WHAT THE EXERCISE ASKS: Counting from the line that holds "Read all visible content and emit it as JSON.", return each line exactly, through and including the last line of the entries.

EXCERPTED RECORDS Block Start

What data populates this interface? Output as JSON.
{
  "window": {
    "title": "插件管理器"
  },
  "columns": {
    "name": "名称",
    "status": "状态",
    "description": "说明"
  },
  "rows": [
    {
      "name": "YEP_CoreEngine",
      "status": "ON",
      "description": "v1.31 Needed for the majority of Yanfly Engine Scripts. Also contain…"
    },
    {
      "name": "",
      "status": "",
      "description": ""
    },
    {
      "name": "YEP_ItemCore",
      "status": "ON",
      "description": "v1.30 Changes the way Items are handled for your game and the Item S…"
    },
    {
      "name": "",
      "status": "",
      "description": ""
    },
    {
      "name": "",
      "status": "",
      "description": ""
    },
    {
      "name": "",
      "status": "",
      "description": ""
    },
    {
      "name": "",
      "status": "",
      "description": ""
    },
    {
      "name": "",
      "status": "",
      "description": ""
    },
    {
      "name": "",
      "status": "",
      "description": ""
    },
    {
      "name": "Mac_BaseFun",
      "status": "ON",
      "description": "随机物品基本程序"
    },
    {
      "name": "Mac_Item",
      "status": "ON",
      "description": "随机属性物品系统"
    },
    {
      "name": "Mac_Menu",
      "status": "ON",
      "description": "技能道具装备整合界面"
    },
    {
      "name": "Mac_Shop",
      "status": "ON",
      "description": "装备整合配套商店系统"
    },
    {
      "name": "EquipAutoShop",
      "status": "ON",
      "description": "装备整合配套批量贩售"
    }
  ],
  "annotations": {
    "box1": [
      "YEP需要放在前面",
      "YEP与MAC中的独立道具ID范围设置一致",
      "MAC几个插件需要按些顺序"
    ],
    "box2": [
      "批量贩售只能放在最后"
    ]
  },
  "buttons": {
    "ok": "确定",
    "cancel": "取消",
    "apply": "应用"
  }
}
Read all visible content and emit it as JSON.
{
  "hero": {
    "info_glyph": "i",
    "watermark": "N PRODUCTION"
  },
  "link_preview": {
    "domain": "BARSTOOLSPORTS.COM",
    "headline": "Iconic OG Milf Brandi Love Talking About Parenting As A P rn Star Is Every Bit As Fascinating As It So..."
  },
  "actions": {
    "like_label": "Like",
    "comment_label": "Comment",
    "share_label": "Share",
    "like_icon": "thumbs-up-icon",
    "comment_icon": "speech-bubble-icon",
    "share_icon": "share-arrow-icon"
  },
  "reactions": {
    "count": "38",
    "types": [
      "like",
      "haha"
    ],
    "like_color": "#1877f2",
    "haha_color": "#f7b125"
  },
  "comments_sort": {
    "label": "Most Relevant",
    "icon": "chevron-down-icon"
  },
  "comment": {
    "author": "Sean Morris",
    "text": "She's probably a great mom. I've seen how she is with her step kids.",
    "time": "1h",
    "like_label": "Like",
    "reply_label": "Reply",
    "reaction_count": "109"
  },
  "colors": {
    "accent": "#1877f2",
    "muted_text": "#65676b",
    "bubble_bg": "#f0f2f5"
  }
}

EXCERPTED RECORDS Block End

RESPONSE FOR THIS EXERCISE:
Read all visible content and emit it as JSON.
{
  "hero": {
    "info_glyph": "i",
    "watermark": "N PRODUCTION"
  },
  "link_preview": {
    "domain": "BARSTOOLSPORTS.COM",
    "headline": "Iconic OG Milf Brandi Love Talking About Parenting As A P rn Star Is Every Bit As Fascinating As It So..."
  },
  "actions": {
    "like_label": "Like",
    "comment_label": "Comment",
    "share_label": "Share",
    "like_icon": "thumbs-up-icon",
    "comment_icon": "speech-bubble-icon",
    "share_icon": "share-arrow-icon"
  },
  "reactions": {
    "count": "38",
    "types": [
      "like",
      "haha"
    ],
    "like_color": "#1877f2",
    "haha_color": "#f7b125"
  },
  "comments_sort": {
    "label": "Most Relevant",
    "icon": "chevron-down-icon"
  },
  "comment": {
    "author": "Sean Morris",
    "text": "She's probably a great mom. I've seen how she is with her step kids.",
    "time": "1h",
    "like_label": "Like",
    "reply_label": "Reply",
    "reaction_count": "109"
  },
  "colors": {
    "accent": "#1877f2",
    "muted_text": "#65676b",
    "bubble_bg": "#f0f2f5"
  }
}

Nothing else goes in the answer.